The game involves the students splitting into 3 groups: the wolves, the deer, and the plants. They line up horizontally a certain distance away from each other with the wolves in the middle. When signaled, the deers must run past the wolves to get to the plants. If the deer get to a plant, that plant in the next round becomes a deer, if the deer gets caught in the next round it becomes a wolf, and if the wolf does not get any deer it becomes a plant the next round. Similarly if a deer does not get a plant then it dies and becomes a plant the next round as well.
After the students will discuss the questions asked.
I will have them download it on their computers if they have access to computers. If not I will put it on a projector from my computer. I will give them a brief tutorial of how to use it and then have them answer a variety of questions dealing with if they change any of the variables how does the population change and why. For example:
- If food is added as a variable what happens to the rabbit population?
- What happens to the rabbit population when wolves are added?
- If you have a white and brown rabbit population and a wolf predator what traits will be seen in rabbits during summer? During winter?
If enough laptops for everyone:
Have them do this in groups and then discuss the questions with one another
If no laptops:
Still have them in groups but have them decide which variable they want to change and how they think it would change the situation. Then have them change that variable on the computer and show the class
I will explain first explain a brief overview of Charles Darwin and how he came up with the theory of Natural Selection. Then by using the activities they have already done and visuals on the powerpoint I will explain Natural selection and how with over time will cause adaptations in a population. I will discuss specific real life examples such as rabbits with winter coats to describe Natural Selection. I will pause at certain times to have students answer open ended questions that have to deal with what I just talked about
As I am describing Natural selection, they can work together to answer open-ended questions.
Credit to Kristen Downey on Common Sense:

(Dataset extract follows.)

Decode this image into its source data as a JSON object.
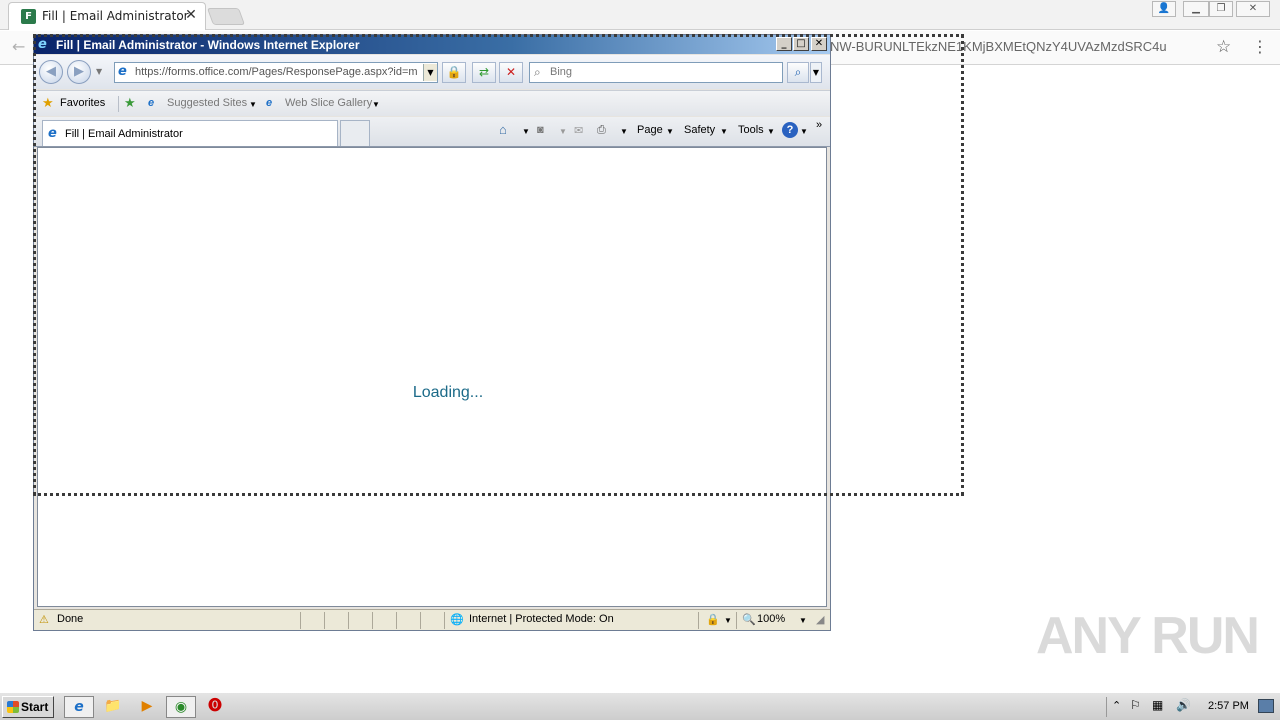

I will have the students make a story for one of the animals on Storyboard. They will need to write it from the animal’s point of view and how their animal had a specific trait that helped it survive whatever limitation and then reproduce more than their competitors. It may be as fantastical as they want but they must specifically incorporate ideas of natural selection and it led to adaptation in the general population of their species. Show an example story for the students to go off of.
Students will go on Storybird and choose at two main pictures to base their story off. They will choose one animal that they will portray and they will choose a picture that will be the trait that their animal has (may be as fantastical as they want) and a picture of that shows why their trait helps the animal reproduce more than their competitors.
I will ask them questions such as:
- How was your animal different from the rest of your species?
- What was the natural selection factor?
- How did your trait give you an advantage compared to the rest?
- What was the outcome of your greater chance of survival?
- What would happen to your animal if there was a certain variable that would target your trait? (Ex. Introduction of a predator that targets your specific trait)
Have the students answer the questions on paper and turn it in. Have students share their story and then have them ask the questions to the class. Offer to read students story if too shy or unable to read in front of class.
Students will answer the questions on a piece of paper and then turn it in later. They will take an instructor role and ask the questions to the class. Afterwards they will explain if there was any misconceptions
Key Standards Supported
Biological Evolution: Unity and Diversity
Apply concepts of statistics and probability to support explanations that organisms with an advantageous heritable trait tend to increase in proportion to organisms lacking this trait.
Construct an explanation based on evidence for how natural selection leads to adaptation of populations.